A friend came to my office looking miserable. I asked him whether anything was wrong. No, nothing, he answered, but ‘he was not obliged to be happy’. What a terribly wrong answer that was.
You have an ethical obligation to be happy unless you have specific reasons not to be.
Life is a present of immense value, and that is true whether you are religious or not. You are the product of millions of years of evolution. You are an instrument of incredible complexity, allowing you to feel, to think, to see, to smell, to cry and to swear. To be happy or unhappy.
The instrument you are is also a result of amazing luck. That you became exactly you was improbable in the extreme. That exactly your spermatozoid met your egg and became you was more than unlikely. And this luck you have had ever since the start of life. If your mother had not become your mother you would not have become you. If her mother had not become her mother, she would not have become your mother and you would not have become you. And so on, all the way back to the beginning of time. Winning El Gordo is far likelier than you becoming exactly you. You may, ungratefully, argue, ah, but I would have liked to be handsomer, thinner, a genius. But the point is, of course, that then you would not have been you. You would have been someone else, not an improved version of yourself. So you better accept yourself. And you better accept your loved ones as they are, because otherwise they would have been somebody else as well. You might have loved them also, but they would not have been the ones you love now. All of which does not go to say that you should not try to improve yourself, but you should be happy that you are you. And, of course, as Oscar Wilde said, everybody else is already taken.

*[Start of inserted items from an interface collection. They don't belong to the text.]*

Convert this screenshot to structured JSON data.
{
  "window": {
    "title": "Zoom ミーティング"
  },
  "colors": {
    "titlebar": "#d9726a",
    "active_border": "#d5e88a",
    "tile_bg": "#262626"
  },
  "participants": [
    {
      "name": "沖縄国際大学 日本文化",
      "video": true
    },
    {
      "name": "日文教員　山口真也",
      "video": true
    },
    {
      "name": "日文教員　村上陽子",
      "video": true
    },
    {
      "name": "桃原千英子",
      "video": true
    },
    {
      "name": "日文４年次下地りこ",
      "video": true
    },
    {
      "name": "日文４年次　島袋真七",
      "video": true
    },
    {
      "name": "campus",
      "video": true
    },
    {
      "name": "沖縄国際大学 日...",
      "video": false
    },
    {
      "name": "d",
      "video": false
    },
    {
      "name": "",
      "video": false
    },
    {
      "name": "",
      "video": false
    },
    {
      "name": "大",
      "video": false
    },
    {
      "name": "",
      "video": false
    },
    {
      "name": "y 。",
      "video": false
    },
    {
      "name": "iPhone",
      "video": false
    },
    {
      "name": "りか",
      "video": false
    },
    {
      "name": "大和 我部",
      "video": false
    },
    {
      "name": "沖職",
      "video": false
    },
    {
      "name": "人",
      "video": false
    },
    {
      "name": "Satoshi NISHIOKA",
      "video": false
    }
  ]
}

Kierkegaard proposed that you can lead an aesthetic, ethical or religious life. But I am convinced that whatever of these lives you lead you are under an obligation to be happy. You have been given the most precious of gifts. Do you have proper cause not to appreciate it?